Coeliac disease (CD) is caused by intolerance to gluten, a common food protein. The disease affects approximately one million Europeans. There is strong evidence that CD is the result of aberrant T cell responses to gluten peptides bound to the disease predisposing Human Leukocyte Antigen (HLA-DQ) molecules. T cell recognition of many of these peptides is dependant on them being enzymatically modified in a way that promotes their binding to HLA-DQ. These results provide a rationale for the development of CD. In this project, the relative importance of the identified peptides will be determined, an in vivo effect of these peptides will be demonstrated, the feasibility of therapeutic intervention will be investigated, and reliable and easy-to-handle test systems for the detection of toxic gluten peptides in food products will be developed.
Quantify and characterise the adult and paediatric T cell responses directed at the gluten peptides identified.

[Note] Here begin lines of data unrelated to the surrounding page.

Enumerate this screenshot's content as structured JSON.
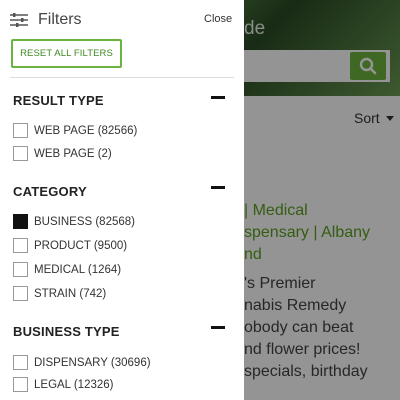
{
  "panel": {
    "title": "Filters",
    "close_label": "Close",
    "reset_label": "RESET ALL FILTERS"
  },
  "sections": [
    {
      "title": "RESULT TYPE",
      "options": [
        {
          "label": "WEB PAGE (82566)",
          "checked": false
        },
        {
          "label": "WEB PAGE (2)",
          "checked": false
        }
      ]
    },
    {
      "title": "CATEGORY",
      "options": [
        {
          "label": "BUSINESS (82568)",
          "checked": true
        },
        {
          "label": "PRODUCT (9500)",
          "checked": false
        },
        {
          "label": "MEDICAL (1264)",
          "checked": false
        },
        {
          "label": "STRAIN (742)",
          "checked": false
        }
      ]
    },
    {
      "title": "BUSINESS TYPE",
      "options": [
        {
          "label": "DISPENSARY (30696)",
          "checked": false
        },
        {
          "label": "LEGAL (12326)",
          "checked": false
        }
      ]
    }
  ],
  "background": {
    "hero_text": "de",
    "sort_label": "Sort",
    "result_title": "| Medical\nspensary | Albany\nnd",
    "result_desc": "'s Premier\nnabis Remedy\nobody can beat\nnd flower prices!\nspecials, birthday"
  },
  "colors": {
    "accent_green": "#6ab43e",
    "link_green": "#5ba11f",
    "overlay": "rgba(0,0,0,0.42)"
  },
  "icons": {
    "filter": "sliders-icon",
    "collapse": "minus-icon",
    "search": "search-icon"
  }
}
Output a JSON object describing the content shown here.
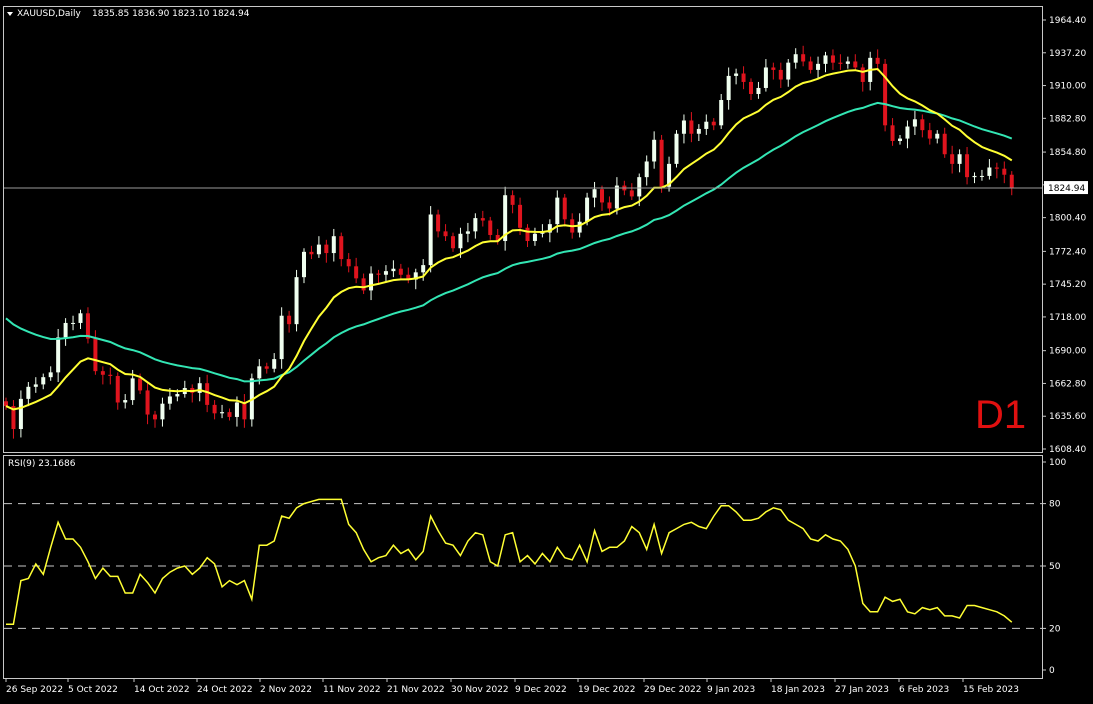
{
  "colors": {
    "background": "#000000",
    "grid_frame": "#c8c8c8",
    "bull_candle": "#f0fff0",
    "bear_candle": "#e0141e",
    "ma_fast": "#ffff33",
    "ma_slow": "#33e6b4",
    "rsi_line": "#ffff33",
    "timeframe_label": "#e01010"
  },
  "header": {
    "dropdown_icon": "triangle-down-icon",
    "symbol_timeframe": "XAUUSD,Daily",
    "ohlc": "1835.85 1836.90 1823.10 1824.94"
  },
  "timeframe_label": "D1",
  "rsi_header": "RSI(9) 23.1686",
  "chart_data": [
    {
      "type": "candlestick",
      "symbol": "XAUUSD",
      "timeframe": "Daily",
      "price_ticks": [
        "1964.40",
        "1937.20",
        "1910.00",
        "1882.80",
        "1854.80",
        "1827.60",
        "1800.40",
        "1772.40",
        "1745.20",
        "1718.00",
        "1690.00",
        "1662.80",
        "1635.60",
        "1608.40"
      ],
      "current_price": "1824.94",
      "ylim": [
        1601,
        1973
      ],
      "x_ticks": [
        "26 Sep 2022",
        "5 Oct 2022",
        "14 Oct 2022",
        "24 Oct 2022",
        "2 Nov 2022",
        "11 Nov 2022",
        "21 Nov 2022",
        "30 Nov 2022",
        "9 Dec 2022",
        "19 Dec 2022",
        "29 Dec 2022",
        "9 Jan 2023",
        "18 Jan 2023",
        "27 Jan 2023",
        "6 Feb 2023",
        "15 Feb 2023"
      ],
      "close": [
        1644,
        1625,
        1650,
        1660,
        1662,
        1668,
        1672,
        1701,
        1713,
        1713,
        1721,
        1700,
        1673,
        1670,
        1669,
        1647,
        1649,
        1667,
        1657,
        1637,
        1633,
        1646,
        1652,
        1654,
        1659,
        1655,
        1663,
        1645,
        1638,
        1639,
        1635,
        1647,
        1633,
        1667,
        1677,
        1675,
        1683,
        1719,
        1712,
        1751,
        1772,
        1770,
        1778,
        1771,
        1785,
        1766,
        1760,
        1750,
        1740,
        1754,
        1753,
        1756,
        1758,
        1753,
        1749,
        1755,
        1761,
        1803,
        1789,
        1785,
        1775,
        1787,
        1789,
        1800,
        1798,
        1786,
        1781,
        1819,
        1811,
        1792,
        1781,
        1787,
        1788,
        1795,
        1817,
        1799,
        1788,
        1797,
        1817,
        1824,
        1813,
        1808,
        1827,
        1823,
        1818,
        1834,
        1847,
        1865,
        1826,
        1845,
        1870,
        1881,
        1870,
        1874,
        1880,
        1877,
        1898,
        1918,
        1920,
        1913,
        1903,
        1908,
        1925,
        1923,
        1915,
        1929,
        1936,
        1930,
        1923,
        1928,
        1935,
        1929,
        1928,
        1930,
        1925,
        1913,
        1933,
        1928,
        1877,
        1864,
        1866,
        1876,
        1882,
        1873,
        1866,
        1870,
        1853,
        1845,
        1853,
        1834,
        1835,
        1835,
        1842,
        1841,
        1836,
        1825
      ],
      "ma_fast_description": "smoothed moving average (yellow)",
      "ma_slow_description": "smoothed moving average (teal)"
    },
    {
      "type": "line",
      "name": "RSI(9)",
      "current_value": "23.1686",
      "ylim": [
        0,
        100
      ],
      "y_ticks": [
        "100",
        "80",
        "50",
        "20",
        "0"
      ],
      "levels": [
        80,
        50,
        20
      ],
      "values": [
        22,
        22,
        43,
        44,
        51,
        46,
        59,
        71,
        63,
        63,
        59,
        52,
        44,
        49,
        45,
        45,
        37,
        37,
        46,
        42,
        37,
        44,
        47,
        49,
        50,
        46,
        49,
        54,
        51,
        40,
        43,
        41,
        43,
        34,
        60,
        60,
        62,
        74,
        73,
        78,
        80,
        81,
        82,
        82,
        82,
        82,
        70,
        66,
        58,
        52,
        54,
        55,
        60,
        56,
        58,
        53,
        57,
        74,
        67,
        61,
        60,
        55,
        62,
        66,
        65,
        52,
        50,
        65,
        66,
        52,
        55,
        51,
        56,
        52,
        59,
        54,
        53,
        60,
        52,
        67,
        57,
        59,
        59,
        62,
        69,
        66,
        58,
        70,
        56,
        66,
        68,
        70,
        71,
        69,
        68,
        74,
        79,
        79,
        76,
        72,
        72,
        73,
        76,
        78,
        77,
        72,
        70,
        68,
        63,
        62,
        65,
        63,
        62,
        58,
        50,
        32,
        28,
        28,
        35,
        33,
        34,
        28,
        27,
        30,
        29,
        30,
        26,
        26,
        25,
        31,
        31,
        30,
        29,
        28,
        26,
        23
      ],
      "x_ticks": [
        "26 Sep 2022",
        "5 Oct 2022",
        "14 Oct 2022",
        "24 Oct 2022",
        "2 Nov 2022",
        "11 Nov 2022",
        "21 Nov 2022",
        "30 Nov 2022",
        "9 Dec 2022",
        "19 Dec 2022",
        "29 Dec 2022",
        "9 Jan 2023",
        "18 Jan 2023",
        "27 Jan 2023",
        "6 Feb 2023",
        "15 Feb 2023"
      ]
    }
  ]
}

HLA-DQ/peptide tetramer staining, ELI-spot assays and intracellular IFN gamma staining will be exploited to establish the overall frequency of gluten specific T cells in coeliac mucosa and to assess the importance of T cell recognition of deamidated vs. non-deamidated gluten epitopes. This will provide new insights into the mechanisms of disease pathology and offer invaluable data for the optimal design of an assay to detect 'toxic' components of gluten.
Formal evidence that the T cell epitopes are associated with the toxicity of gluten will be provided by conducting peptide feeding trials in human coeliac volunteers. It is possible that oral challenge with pre-deamidated peptides will re-route the peptides into the pathways that normally ensure tolerance to food antigens. Therefore, we will investigate what effect feeding deamidated gluten peptides has on peptide specific T cells. This, and other therapeutic strategies unethical to explore in human volunteers, will be investigated in a humanised transgenic mouse model of CD. This work will provide a foundation for initiating human clinical trials investigating new methods to treat CD.
Stable cell lines expressing transfected T cell receptors specific for the major gluten epitopes will be generated. These transfectants will form the basis of a test-kit that will detect the toxic components of wheat in food products. The specificity and sensitivity of these T cell reagents will then be compared with a panel of antibodies raised to the same peptide epitopes to see if ultimately an ELISA based system with a similar specificity can be developed.
A detailed description of the T cell response to wheat in CD will be provided, and the relative importance of the different gluten epitopes will be identified. An in vivo demonstration of the toxicity of these peptides will be provided. The specificity of T cell transfectants and monoclonal antibodies recognising the major gluten epitopes will be compared.
The knowledge and reagents from generated within this project will form the basis for a novel T cell based test-kit that will allow, for the first time, the direct detection of toxic gluten in food.